[Records provided Boundary: Start]

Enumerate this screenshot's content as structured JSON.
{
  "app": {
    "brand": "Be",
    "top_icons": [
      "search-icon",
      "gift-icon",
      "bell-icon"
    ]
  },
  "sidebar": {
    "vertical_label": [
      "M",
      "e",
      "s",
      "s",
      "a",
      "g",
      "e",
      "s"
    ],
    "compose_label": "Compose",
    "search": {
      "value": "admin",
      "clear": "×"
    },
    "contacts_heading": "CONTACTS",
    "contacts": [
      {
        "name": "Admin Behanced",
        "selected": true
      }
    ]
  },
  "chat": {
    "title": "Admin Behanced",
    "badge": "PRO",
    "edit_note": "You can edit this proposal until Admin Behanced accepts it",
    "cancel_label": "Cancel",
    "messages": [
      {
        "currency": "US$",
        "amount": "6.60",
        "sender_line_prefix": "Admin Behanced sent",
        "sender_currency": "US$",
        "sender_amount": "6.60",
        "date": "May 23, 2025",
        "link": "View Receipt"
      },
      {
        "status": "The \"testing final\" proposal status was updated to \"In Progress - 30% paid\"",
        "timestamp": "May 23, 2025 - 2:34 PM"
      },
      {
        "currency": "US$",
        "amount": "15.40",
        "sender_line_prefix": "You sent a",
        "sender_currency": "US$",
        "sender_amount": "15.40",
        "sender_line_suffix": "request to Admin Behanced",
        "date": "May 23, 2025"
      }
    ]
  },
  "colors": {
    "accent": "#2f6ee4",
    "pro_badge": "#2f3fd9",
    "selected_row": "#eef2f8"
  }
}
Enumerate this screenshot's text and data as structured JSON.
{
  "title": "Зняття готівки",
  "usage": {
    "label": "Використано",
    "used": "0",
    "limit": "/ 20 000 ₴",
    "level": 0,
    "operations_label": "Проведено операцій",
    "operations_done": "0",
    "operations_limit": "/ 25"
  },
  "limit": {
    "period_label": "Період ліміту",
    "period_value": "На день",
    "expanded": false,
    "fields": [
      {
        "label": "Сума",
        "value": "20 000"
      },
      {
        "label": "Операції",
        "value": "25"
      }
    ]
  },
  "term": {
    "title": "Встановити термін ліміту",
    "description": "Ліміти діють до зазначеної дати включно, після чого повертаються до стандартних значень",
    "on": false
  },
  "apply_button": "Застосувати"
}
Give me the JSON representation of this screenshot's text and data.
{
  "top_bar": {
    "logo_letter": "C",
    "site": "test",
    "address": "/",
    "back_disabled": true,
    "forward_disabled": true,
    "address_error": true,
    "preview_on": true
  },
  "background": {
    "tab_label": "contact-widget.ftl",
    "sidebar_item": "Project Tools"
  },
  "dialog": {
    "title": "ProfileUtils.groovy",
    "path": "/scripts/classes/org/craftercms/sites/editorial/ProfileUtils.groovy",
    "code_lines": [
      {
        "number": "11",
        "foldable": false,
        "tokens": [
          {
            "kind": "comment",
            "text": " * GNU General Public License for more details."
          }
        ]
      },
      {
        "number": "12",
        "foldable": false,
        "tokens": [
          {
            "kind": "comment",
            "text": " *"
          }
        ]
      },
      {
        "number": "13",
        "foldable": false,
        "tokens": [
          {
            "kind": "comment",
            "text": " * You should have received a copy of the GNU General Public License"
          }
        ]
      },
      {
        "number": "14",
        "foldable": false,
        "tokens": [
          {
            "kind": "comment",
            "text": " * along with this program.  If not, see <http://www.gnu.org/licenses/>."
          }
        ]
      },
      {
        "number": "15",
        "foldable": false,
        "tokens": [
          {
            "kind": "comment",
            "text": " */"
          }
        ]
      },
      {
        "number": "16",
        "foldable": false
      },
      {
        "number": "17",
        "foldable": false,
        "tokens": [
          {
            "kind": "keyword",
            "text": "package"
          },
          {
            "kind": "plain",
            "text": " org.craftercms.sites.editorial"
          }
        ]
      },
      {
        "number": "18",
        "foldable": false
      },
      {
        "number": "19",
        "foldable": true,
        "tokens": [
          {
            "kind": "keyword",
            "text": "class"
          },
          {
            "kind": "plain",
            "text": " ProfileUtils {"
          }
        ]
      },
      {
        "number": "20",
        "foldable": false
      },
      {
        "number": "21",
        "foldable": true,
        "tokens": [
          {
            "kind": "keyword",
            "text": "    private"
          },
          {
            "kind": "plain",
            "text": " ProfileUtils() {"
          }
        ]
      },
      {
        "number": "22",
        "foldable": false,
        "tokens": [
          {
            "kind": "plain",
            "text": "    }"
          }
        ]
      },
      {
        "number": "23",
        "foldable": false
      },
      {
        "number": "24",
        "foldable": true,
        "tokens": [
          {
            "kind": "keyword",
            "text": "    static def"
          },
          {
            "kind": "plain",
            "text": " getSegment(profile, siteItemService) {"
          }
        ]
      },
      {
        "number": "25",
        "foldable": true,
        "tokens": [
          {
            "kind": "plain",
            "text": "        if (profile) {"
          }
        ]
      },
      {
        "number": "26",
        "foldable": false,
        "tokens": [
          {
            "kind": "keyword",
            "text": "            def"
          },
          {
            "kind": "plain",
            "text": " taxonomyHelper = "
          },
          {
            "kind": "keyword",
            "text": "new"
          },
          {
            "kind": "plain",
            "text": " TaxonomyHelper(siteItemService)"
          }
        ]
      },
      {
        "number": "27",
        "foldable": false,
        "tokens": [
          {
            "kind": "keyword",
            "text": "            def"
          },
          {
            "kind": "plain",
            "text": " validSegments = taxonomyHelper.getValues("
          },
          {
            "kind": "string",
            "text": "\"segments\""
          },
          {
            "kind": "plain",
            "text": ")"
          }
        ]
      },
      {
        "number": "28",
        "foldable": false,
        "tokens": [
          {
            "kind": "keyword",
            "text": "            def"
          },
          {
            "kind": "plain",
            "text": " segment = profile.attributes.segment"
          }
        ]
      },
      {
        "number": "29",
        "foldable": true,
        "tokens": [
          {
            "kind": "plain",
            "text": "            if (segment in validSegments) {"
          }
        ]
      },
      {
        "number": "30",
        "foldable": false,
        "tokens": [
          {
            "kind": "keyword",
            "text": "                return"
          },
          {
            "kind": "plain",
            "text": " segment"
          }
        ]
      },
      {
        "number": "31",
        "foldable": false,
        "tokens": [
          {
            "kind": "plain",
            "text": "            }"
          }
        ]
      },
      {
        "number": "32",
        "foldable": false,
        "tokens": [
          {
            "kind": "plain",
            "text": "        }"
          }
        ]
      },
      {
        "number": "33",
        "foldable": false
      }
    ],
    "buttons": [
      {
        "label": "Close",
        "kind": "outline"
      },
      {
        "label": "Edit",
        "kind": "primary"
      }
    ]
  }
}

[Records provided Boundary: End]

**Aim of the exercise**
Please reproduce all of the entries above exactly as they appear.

**Expected answer**
Enumerate this screenshot's content as structured JSON.
{
  "app": {
    "brand": "Be",
    "top_icons": [
      "search-icon",
      "gift-icon",
      "bell-icon"
    ]
  },
  "sidebar": {
    "vertical_label": [
      "M",
      "e",
      "s",
      "s",
      "a",
      "g",
      "e",
      "s"
    ],
    "compose_label": "Compose",
    "search": {
      "value": "admin",
      "clear": "×"
    },
    "contacts_heading": "CONTACTS",
    "contacts": [
      {
        "name": "Admin Behanced",
        "selected": true
      }
    ]
  },
  "chat": {
    "title": "Admin Behanced",
    "badge": "PRO",
    "edit_note": "You can edit this proposal until Admin Behanced accepts it",
    "cancel_label": "Cancel",
    "messages": [
      {
        "currency": "US$",
        "amount": "6.60",
        "sender_line_prefix": "Admin Behanced sent",
        "sender_currency": "US$",
        "sender_amount": "6.60",
        "date": "May 23, 2025",
        "link": "View Receipt"
      },
      {
        "status": "The \"testing final\" proposal status was updated to \"In Progress - 30% paid\"",
        "timestamp": "May 23, 2025 - 2:34 PM"
      },
      {
        "currency": "US$",
        "amount": "15.40",
        "sender_line_prefix": "You sent a",
        "sender_currency": "US$",
        "sender_amount": "15.40",
        "sender_line_suffix": "request to Admin Behanced",
        "date": "May 23, 2025"
      }
    ]
  },
  "colors": {
    "accent": "#2f6ee4",
    "pro_badge": "#2f3fd9",
    "selected_row": "#eef2f8"
  }
}
Enumerate this screenshot's text and data as structured JSON.
{
  "title": "Зняття готівки",
  "usage": {
    "label": "Використано",
    "used": "0",
    "limit": "/ 20 000 ₴",
    "level": 0,
    "operations_label": "Проведено операцій",
    "operations_done": "0",
    "operations_limit": "/ 25"
  },
  "limit": {
    "period_label": "Період ліміту",
    "period_value": "На день",
    "expanded": false,
    "fields": [
      {
        "label": "Сума",
        "value": "20 000"
      },
      {
        "label": "Операції",
        "value": "25"
      }
    ]
  },
  "term": {
    "title": "Встановити термін ліміту",
    "description": "Ліміти діють до зазначеної дати включно, після чого повертаються до стандартних значень",
    "on": false
  },
  "apply_button": "Застосувати"
}
Give me the JSON representation of this screenshot's text and data.
{
  "top_bar": {
    "logo_letter": "C",
    "site": "test",
    "address": "/",
    "back_disabled": true,
    "forward_disabled": true,
    "address_error": true,
    "preview_on": true
  },
  "background": {
    "tab_label": "contact-widget.ftl",
    "sidebar_item": "Project Tools"
  },
  "dialog": {
    "title": "ProfileUtils.groovy",
    "path": "/scripts/classes/org/craftercms/sites/editorial/ProfileUtils.groovy",
    "code_lines": [
      {
        "number": "11",
        "foldable": false,
        "tokens": [
          {
            "kind": "comment",
            "text": " * GNU General Public License for more details."
          }
        ]
      },
      {
        "number": "12",
        "foldable": false,
        "tokens": [
          {
            "kind": "comment",
            "text": " *"
          }
        ]
      },
      {
        "number": "13",
        "foldable": false,
        "tokens": [
          {
            "kind": "comment",
            "text": " * You should have received a copy of the GNU General Public License"
          }
        ]
      },
      {
        "number": "14",
        "foldable": false,
        "tokens": [
          {
            "kind": "comment",
            "text": " * along with this program.  If not, see <http://www.gnu.org/licenses/>."
          }
        ]
      },
      {
        "number": "15",
        "foldable": false,
        "tokens": [
          {
            "kind": "comment",
            "text": " */"
          }
        ]
      },
      {
        "number": "16",
        "foldable": false
      },
      {
        "number": "17",
        "foldable": false,
        "tokens": [
          {
            "kind": "keyword",
            "text": "package"
          },
          {
            "kind": "plain",
            "text": " org.craftercms.sites.editorial"
          }
        ]
      },
      {
        "number": "18",
        "foldable": false
      },
      {
        "number": "19",
        "foldable": true,
        "tokens": [
          {
            "kind": "keyword",
            "text": "class"
          },
          {
            "kind": "plain",
            "text": " ProfileUtils {"
          }
        ]
      },
      {
        "number": "20",
        "foldable": false
      },
      {
        "number": "21",
        "foldable": true,
        "tokens": [
          {
            "kind": "keyword",
            "text": "    private"
          },
          {
            "kind": "plain",
            "text": " ProfileUtils() {"
          }
        ]
      },
      {
        "number": "22",
        "foldable": false,
        "tokens": [
          {
            "kind": "plain",
            "text": "    }"
          }
        ]
      },
      {
        "number": "23",
        "foldable": false
      },
      {
        "number": "24",
        "foldable": true,
        "tokens": [
          {
            "kind": "keyword",
            "text": "    static def"
          },
          {
            "kind": "plain",
            "text": " getSegment(profile, siteItemService) {"
          }
        ]
      },
      {
        "number": "25",
        "foldable": true,
        "tokens": [
          {
            "kind": "plain",
            "text": "        if (profile) {"
          }
        ]
      },
      {
        "number": "26",
        "foldable": false,
        "tokens": [
          {
            "kind": "keyword",
            "text": "            def"
          },
          {
            "kind": "plain",
            "text": " taxonomyHelper = "
          },
          {
            "kind": "keyword",
            "text": "new"
          },
          {
            "kind": "plain",
            "text": " TaxonomyHelper(siteItemService)"
          }
        ]
      },
      {
        "number": "27",
        "foldable": false,
        "tokens": [
          {
            "kind": "keyword",
            "text": "            def"
          },
          {
            "kind": "plain",
            "text": " validSegments = taxonomyHelper.getValues("
          },
          {
            "kind": "string",
            "text": "\"segments\""
          },
          {
            "kind": "plain",
            "text": ")"
          }
        ]
      },
      {
        "number": "28",
        "foldable": false,
        "tokens": [
          {
            "kind": "keyword",
            "text": "            def"
          },
          {
            "kind": "plain",
            "text": " segment = profile.attributes.segment"
          }
        ]
      },
      {
        "number": "29",
        "foldable": true,
        "tokens": [
          {
            "kind": "plain",
            "text": "            if (segment in validSegments) {"
          }
        ]
      },
      {
        "number": "30",
        "foldable": false,
        "tokens": [
          {
            "kind": "keyword",
            "text": "                return"
          },
          {
            "kind": "plain",
            "text": " segment"
          }
        ]
      },
      {
        "number": "31",
        "foldable": false,
        "tokens": [
          {
            "kind": "plain",
            "text": "            }"
          }
        ]
      },
      {
        "number": "32",
        "foldable": false,
        "tokens": [
          {
            "kind": "plain",
            "text": "        }"
          }
        ]
      },
      {
        "number": "33",
        "foldable": false
      }
    ],
    "buttons": [
      {
        "label": "Close",
        "kind": "outline"
      },
      {
        "label": "Edit",
        "kind": "primary"
      }
    ]
  }
}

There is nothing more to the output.